We studied the oncogenic potentiality of ZNF703 and its functionality in cells before starting to elaborate any transgenic line. We were able to localised ZNF703 in the cytoplasm and nucleus. The ectopic overexpression of ZNF703 induces a nuclear localisation of the protein particularly in speckles. By yeast two hybrid screen we found an interaction with atrophin-1, which was confirmed in vivo in tumorigenic cell lines that overexpressed ZNF703. Co-localisation was visible by immunofluorescence in the nucleus with the ectopic overexpressed protein in MCF7 and in Cos cells. A partial co-localisation was observed with the endogenous protein in the nucleus and in the cytoplasm of the MDA-MB-134 cell line, but the specificity of the commercial antibody is doubtful. Atrophin-1 is a nuclear co-repressor but we do not have more information about the possible functionality of the interaction with ZNF703 in gene regulation.

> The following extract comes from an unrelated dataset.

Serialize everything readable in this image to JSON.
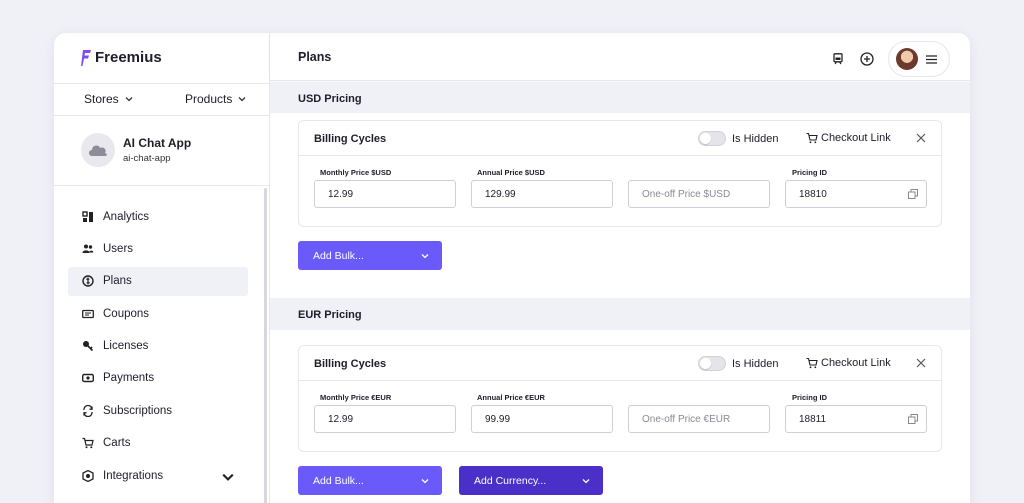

We did not see any transformation potentiality of ZNF703 in NIH3T3 cells, Ba/F3 cells or REF primary fibroblast cells. ZNF703 does not seem to have a master function in regulation of the cell cycle. But ZNF703 seems to increase the tumour potentiality of MCF7 cells after orthotopic injection in the mammary gland. Our observation indicates that ZNF703 is not a master oncogenic gene but seems to have an important role in tumourigenic luminal cells. ZNF703 has been shown to be a downstream gene of the oestrogen receptor and atrophin-1 is a regulator of the EGFR in drosophila.